*YOUR OBJECTIVE*.
In the data, find the word "content" and copy out every line that has it.
--------------------
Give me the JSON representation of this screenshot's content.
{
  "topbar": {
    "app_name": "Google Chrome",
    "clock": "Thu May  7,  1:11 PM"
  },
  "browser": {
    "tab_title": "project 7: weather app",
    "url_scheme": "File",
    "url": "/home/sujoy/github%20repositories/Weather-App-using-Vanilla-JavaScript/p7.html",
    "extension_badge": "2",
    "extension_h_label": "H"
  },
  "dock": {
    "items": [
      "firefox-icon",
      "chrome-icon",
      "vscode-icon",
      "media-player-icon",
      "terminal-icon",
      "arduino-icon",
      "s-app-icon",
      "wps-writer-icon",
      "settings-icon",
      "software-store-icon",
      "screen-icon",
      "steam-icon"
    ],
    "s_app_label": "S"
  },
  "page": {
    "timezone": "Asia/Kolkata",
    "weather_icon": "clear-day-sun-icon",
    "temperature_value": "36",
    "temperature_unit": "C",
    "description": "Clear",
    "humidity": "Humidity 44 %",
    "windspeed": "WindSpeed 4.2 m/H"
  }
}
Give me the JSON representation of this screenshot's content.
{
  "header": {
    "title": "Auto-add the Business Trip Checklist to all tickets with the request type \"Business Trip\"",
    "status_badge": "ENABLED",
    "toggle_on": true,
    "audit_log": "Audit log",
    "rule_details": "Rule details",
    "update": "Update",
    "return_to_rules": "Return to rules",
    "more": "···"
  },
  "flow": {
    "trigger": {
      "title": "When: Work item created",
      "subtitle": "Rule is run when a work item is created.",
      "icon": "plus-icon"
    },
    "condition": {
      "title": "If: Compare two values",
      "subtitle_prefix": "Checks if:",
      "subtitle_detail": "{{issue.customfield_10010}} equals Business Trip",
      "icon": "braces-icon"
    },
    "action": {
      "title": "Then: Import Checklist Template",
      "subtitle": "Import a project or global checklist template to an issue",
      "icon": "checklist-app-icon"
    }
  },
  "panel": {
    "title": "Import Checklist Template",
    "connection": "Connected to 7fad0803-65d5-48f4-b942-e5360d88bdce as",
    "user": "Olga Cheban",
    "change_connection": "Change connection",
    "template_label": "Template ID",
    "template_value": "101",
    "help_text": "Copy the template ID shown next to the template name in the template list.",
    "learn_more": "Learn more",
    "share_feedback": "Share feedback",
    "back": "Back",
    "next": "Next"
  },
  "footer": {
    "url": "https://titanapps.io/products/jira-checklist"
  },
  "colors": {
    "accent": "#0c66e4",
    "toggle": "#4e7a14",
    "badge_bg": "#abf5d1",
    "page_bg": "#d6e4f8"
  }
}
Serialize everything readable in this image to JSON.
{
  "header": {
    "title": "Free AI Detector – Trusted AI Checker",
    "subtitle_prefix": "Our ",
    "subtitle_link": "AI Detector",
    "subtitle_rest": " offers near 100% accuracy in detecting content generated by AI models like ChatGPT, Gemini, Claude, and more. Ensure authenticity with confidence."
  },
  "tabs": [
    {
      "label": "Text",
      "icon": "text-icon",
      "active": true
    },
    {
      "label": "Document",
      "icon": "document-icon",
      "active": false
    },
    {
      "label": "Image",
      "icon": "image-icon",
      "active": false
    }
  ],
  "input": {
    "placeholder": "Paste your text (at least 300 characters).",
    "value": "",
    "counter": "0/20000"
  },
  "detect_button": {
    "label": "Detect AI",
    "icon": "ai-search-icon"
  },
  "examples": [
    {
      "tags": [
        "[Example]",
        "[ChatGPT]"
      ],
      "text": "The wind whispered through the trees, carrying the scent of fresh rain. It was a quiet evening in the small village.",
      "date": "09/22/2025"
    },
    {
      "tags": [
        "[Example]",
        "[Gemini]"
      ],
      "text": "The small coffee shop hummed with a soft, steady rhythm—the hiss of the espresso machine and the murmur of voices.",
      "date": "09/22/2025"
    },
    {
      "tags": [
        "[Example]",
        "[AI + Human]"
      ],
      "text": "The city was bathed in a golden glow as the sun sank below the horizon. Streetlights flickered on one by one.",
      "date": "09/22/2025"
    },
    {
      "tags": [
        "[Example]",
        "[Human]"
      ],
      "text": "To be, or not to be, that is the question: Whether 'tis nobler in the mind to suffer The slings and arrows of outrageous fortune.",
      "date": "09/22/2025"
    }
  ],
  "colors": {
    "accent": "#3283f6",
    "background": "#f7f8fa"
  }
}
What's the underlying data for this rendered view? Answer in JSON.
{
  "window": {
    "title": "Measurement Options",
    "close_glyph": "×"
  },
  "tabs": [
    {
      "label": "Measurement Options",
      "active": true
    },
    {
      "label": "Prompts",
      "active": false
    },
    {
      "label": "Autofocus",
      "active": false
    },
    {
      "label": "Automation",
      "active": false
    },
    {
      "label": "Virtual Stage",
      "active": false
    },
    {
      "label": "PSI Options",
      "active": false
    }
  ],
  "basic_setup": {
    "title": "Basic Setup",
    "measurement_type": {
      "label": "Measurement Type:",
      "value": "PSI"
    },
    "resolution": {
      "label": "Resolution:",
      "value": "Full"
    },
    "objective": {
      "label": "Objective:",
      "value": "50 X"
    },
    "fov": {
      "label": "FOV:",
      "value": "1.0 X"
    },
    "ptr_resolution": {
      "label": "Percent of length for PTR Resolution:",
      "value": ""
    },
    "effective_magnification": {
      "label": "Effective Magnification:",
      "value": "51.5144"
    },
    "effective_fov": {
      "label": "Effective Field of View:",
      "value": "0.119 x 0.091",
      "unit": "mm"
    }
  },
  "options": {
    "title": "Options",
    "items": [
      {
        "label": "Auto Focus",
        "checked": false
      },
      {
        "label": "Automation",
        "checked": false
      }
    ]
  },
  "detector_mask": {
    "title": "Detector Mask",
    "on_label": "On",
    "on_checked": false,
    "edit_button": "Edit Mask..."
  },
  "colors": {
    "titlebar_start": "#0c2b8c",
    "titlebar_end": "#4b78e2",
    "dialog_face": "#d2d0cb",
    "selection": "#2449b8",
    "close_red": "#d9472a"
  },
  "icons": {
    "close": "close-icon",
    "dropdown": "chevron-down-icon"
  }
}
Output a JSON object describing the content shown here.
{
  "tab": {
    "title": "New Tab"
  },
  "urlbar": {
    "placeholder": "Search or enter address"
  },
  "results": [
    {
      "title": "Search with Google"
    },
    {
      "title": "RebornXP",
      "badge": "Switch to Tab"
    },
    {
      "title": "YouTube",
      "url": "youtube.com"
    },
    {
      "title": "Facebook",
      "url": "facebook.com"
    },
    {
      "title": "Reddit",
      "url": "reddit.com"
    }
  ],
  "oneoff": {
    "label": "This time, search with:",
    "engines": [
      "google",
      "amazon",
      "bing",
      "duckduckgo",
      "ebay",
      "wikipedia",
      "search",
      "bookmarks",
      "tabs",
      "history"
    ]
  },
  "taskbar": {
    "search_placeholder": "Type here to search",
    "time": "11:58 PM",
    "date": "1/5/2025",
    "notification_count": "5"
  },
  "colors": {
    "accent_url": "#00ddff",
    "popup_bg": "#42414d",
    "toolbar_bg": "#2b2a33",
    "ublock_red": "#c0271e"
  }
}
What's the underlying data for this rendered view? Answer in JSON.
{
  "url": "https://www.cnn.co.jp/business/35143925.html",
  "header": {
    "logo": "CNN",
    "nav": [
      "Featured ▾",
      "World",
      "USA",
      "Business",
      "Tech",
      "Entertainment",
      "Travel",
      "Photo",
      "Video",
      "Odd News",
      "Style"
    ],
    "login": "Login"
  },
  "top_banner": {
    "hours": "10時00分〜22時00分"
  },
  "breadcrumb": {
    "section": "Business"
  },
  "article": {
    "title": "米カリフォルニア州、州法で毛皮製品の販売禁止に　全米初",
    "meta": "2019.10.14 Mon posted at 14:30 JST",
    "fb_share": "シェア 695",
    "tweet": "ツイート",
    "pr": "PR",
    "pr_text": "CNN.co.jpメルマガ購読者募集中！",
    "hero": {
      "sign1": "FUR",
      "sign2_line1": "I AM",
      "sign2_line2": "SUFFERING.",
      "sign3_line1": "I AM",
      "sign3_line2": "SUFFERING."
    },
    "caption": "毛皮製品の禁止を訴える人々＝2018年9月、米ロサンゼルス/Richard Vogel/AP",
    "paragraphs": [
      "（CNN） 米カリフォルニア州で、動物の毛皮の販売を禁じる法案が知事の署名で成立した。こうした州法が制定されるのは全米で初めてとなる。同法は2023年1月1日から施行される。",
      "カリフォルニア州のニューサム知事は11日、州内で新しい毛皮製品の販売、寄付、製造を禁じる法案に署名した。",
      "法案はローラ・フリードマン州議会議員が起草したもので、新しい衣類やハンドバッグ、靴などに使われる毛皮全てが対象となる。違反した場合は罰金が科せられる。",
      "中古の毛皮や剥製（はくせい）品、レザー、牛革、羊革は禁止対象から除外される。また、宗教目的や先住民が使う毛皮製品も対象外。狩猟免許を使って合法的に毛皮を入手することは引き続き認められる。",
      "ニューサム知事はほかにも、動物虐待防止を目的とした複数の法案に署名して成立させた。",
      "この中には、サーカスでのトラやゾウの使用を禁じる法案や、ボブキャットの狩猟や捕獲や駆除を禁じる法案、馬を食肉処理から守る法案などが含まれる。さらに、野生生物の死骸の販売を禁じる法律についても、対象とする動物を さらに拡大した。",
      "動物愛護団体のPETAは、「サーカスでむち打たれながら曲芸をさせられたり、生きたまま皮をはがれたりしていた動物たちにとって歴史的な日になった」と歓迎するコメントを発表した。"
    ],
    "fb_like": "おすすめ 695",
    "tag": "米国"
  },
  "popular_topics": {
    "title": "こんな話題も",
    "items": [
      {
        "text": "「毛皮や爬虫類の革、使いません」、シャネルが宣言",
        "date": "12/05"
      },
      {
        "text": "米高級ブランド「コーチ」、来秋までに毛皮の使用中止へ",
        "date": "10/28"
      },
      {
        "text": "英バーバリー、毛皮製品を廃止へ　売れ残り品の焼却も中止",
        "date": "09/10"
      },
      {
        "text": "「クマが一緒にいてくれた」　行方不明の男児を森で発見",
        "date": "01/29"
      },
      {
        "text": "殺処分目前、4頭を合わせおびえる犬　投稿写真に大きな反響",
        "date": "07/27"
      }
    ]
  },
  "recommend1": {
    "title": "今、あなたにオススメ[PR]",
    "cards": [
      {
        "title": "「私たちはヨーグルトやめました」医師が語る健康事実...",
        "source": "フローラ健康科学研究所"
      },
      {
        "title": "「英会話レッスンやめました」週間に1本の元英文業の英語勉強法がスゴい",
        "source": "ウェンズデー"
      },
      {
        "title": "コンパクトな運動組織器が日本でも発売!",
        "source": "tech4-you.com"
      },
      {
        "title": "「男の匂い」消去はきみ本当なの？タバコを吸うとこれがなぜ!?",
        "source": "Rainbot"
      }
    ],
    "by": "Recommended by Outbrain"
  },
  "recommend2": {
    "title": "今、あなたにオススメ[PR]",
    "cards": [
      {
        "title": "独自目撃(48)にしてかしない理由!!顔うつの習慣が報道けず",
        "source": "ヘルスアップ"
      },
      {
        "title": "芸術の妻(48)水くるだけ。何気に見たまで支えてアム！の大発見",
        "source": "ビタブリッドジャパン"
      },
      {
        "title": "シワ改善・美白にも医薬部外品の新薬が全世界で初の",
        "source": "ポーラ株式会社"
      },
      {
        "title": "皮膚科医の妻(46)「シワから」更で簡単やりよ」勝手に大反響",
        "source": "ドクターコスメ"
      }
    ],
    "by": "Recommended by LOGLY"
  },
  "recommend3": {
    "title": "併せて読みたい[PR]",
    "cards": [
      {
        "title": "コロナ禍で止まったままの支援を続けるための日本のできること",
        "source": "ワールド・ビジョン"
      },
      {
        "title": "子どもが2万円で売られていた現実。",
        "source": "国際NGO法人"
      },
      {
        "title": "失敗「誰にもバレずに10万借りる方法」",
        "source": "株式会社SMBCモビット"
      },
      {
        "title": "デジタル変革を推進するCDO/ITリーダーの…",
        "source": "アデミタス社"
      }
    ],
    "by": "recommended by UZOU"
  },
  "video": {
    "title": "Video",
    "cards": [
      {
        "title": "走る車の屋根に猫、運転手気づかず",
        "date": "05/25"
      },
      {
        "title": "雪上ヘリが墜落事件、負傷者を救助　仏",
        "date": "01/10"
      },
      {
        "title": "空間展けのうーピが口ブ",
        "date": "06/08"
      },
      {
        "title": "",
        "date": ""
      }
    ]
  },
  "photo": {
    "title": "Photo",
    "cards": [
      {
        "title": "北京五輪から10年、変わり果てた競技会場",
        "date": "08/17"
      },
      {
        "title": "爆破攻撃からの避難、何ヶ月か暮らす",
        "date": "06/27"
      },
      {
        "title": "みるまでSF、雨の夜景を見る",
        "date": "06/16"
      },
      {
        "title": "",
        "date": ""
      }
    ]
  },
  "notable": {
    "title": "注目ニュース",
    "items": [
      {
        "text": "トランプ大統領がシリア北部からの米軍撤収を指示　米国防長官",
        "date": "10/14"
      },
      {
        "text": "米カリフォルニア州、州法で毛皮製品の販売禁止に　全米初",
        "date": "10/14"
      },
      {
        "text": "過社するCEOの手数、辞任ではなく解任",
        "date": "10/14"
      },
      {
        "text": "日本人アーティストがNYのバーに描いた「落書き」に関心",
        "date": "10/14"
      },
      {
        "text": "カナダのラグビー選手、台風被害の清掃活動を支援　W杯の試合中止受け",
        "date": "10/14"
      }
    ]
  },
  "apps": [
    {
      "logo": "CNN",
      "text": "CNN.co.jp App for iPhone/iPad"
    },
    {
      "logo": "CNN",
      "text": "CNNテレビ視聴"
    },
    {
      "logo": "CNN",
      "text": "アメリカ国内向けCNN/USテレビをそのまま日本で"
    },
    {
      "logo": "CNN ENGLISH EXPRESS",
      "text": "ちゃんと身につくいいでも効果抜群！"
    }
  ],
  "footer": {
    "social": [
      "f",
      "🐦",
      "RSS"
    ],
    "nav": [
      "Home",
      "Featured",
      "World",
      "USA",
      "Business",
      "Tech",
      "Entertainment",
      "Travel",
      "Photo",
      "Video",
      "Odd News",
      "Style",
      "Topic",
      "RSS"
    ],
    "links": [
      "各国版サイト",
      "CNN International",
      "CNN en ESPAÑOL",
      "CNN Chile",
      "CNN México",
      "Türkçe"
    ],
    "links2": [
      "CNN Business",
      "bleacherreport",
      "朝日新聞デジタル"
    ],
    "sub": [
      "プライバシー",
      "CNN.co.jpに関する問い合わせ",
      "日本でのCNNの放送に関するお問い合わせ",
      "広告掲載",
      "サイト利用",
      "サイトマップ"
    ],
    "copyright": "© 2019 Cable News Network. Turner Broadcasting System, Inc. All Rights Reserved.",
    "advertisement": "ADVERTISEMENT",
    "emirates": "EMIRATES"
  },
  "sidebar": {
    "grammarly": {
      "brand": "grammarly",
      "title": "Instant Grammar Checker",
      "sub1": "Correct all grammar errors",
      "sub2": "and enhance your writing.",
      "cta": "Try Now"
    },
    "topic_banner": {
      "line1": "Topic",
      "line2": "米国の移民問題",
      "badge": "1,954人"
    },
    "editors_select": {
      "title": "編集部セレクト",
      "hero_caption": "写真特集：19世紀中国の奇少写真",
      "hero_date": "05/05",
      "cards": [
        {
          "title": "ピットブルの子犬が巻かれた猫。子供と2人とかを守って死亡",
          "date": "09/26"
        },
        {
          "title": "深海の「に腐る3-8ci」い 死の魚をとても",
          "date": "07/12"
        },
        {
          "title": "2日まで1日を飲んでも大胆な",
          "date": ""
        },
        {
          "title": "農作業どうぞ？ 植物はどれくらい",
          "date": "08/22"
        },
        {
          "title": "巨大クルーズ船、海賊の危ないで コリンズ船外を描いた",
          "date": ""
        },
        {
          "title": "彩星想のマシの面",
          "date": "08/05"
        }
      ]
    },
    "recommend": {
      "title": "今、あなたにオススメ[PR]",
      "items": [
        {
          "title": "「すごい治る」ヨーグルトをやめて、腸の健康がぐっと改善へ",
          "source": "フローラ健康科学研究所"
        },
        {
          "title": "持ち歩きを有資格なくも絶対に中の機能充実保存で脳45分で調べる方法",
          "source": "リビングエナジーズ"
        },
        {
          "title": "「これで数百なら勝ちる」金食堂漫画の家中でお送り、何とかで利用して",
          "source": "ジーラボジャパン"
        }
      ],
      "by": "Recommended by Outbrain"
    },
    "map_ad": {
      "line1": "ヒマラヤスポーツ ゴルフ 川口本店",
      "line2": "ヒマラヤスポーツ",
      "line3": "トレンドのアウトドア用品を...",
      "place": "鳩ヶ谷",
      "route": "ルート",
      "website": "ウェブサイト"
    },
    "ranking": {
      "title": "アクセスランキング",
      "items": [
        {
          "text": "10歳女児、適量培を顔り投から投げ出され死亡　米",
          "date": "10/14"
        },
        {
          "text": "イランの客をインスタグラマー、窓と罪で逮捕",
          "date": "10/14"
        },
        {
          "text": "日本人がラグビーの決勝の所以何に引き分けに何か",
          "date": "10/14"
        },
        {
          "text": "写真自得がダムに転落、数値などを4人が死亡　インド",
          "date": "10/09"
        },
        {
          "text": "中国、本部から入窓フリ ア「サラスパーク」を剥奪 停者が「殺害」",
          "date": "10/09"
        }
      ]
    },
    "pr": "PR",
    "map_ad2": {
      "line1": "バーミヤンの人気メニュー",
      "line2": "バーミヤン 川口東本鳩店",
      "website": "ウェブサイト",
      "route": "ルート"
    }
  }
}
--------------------
*ANSWER TO THIS EXERCISE*.
Give me the JSON representation of this screenshot's content.
Give me the JSON representation of this screenshot's content.
    "subtitle_rest": " offers near 100% accuracy in detecting content generated by AI models like ChatGPT, Gemini, Claude, and more. Ensure authenticity with confidence."
Output a JSON object describing the content shown here.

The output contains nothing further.